── EXCERPTED RECORDS

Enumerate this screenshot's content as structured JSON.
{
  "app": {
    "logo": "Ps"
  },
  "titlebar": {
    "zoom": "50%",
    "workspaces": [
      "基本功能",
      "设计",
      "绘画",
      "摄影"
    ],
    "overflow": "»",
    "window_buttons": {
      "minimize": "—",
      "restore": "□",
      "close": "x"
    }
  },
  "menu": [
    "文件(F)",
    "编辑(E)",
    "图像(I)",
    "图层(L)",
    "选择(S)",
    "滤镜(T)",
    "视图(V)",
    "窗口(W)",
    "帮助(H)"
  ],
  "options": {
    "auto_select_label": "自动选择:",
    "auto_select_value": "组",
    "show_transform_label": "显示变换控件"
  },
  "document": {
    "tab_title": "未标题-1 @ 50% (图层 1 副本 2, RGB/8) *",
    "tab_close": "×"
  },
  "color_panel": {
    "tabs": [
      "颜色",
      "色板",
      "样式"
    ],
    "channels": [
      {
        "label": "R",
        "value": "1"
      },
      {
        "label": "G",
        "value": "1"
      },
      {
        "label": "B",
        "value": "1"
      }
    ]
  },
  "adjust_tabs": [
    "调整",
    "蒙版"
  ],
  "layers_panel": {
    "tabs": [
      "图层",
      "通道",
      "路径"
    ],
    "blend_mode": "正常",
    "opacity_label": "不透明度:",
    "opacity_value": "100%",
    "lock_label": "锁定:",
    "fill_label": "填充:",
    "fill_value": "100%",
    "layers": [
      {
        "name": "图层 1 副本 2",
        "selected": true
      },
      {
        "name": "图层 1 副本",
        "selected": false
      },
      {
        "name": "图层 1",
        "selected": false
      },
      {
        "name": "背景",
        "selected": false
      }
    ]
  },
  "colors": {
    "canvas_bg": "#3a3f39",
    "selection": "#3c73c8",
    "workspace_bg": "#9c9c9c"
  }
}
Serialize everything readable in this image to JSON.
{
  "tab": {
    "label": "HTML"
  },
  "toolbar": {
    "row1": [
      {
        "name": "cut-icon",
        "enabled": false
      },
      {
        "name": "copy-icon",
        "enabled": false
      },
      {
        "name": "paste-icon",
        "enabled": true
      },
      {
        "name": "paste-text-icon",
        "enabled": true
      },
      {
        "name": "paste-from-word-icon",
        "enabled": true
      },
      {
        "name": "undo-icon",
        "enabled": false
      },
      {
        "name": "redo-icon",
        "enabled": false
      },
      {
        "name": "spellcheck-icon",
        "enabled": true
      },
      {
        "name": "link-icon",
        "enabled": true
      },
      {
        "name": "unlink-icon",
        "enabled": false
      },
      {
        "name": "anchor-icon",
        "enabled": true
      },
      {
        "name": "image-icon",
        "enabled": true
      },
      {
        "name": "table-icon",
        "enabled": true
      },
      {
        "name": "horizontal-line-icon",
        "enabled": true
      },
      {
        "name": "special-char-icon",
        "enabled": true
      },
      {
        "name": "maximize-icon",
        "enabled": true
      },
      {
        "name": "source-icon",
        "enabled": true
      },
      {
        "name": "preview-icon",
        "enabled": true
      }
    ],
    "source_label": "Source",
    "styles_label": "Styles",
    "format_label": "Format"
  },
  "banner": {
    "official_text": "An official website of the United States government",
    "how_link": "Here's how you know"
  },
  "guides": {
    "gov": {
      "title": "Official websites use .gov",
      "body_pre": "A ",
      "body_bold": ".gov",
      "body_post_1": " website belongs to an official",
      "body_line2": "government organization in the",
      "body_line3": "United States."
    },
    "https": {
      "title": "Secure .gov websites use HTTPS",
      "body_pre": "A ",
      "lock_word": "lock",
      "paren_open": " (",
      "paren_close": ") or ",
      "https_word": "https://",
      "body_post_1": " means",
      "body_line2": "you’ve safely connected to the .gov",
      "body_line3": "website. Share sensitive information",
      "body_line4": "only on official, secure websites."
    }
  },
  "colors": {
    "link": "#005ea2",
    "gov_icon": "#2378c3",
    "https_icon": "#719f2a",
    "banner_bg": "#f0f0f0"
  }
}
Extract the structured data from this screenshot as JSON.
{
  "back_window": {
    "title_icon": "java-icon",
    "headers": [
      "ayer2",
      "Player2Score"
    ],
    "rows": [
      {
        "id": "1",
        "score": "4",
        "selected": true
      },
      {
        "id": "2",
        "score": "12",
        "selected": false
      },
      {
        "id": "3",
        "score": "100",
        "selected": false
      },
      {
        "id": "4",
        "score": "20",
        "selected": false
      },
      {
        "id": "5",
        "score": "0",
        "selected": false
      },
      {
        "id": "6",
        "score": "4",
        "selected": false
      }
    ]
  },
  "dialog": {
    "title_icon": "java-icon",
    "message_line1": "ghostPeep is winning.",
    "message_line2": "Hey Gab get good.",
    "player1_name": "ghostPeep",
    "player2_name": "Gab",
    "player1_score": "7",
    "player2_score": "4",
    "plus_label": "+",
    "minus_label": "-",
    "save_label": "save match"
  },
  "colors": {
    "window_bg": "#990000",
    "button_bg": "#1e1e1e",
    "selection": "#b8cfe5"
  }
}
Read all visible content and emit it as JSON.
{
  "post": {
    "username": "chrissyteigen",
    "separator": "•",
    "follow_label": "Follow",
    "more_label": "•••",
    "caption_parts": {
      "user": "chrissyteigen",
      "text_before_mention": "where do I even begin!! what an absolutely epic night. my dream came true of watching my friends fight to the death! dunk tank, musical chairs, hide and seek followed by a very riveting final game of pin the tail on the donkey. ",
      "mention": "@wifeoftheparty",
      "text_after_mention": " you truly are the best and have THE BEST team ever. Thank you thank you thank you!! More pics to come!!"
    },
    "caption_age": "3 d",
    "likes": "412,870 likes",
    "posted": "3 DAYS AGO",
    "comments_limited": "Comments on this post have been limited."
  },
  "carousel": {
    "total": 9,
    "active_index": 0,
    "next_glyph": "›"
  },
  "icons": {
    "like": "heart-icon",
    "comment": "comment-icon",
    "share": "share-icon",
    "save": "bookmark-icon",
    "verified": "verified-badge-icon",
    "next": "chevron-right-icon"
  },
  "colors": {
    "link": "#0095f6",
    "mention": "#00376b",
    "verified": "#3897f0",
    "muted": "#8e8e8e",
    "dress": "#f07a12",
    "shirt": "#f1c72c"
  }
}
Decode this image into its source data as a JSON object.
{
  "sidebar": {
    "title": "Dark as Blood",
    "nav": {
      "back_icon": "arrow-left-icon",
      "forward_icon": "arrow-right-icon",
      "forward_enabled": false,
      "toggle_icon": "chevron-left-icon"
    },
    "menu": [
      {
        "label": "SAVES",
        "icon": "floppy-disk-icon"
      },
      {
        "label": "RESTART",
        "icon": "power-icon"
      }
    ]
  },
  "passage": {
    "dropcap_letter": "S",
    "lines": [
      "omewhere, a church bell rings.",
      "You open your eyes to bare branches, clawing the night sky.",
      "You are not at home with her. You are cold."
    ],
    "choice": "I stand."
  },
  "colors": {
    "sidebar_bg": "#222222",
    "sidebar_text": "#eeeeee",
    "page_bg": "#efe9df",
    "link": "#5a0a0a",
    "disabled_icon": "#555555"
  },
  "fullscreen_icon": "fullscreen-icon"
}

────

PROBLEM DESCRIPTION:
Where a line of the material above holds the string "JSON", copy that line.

RESULT OF THIS TASK:
Enumerate this screenshot's content as structured JSON.
Serialize everything readable in this image to JSON.
Extract the structured data from this screenshot as JSON.
Read all visible content and emit it as JSON.
Decode this image into its source data as a JSON object.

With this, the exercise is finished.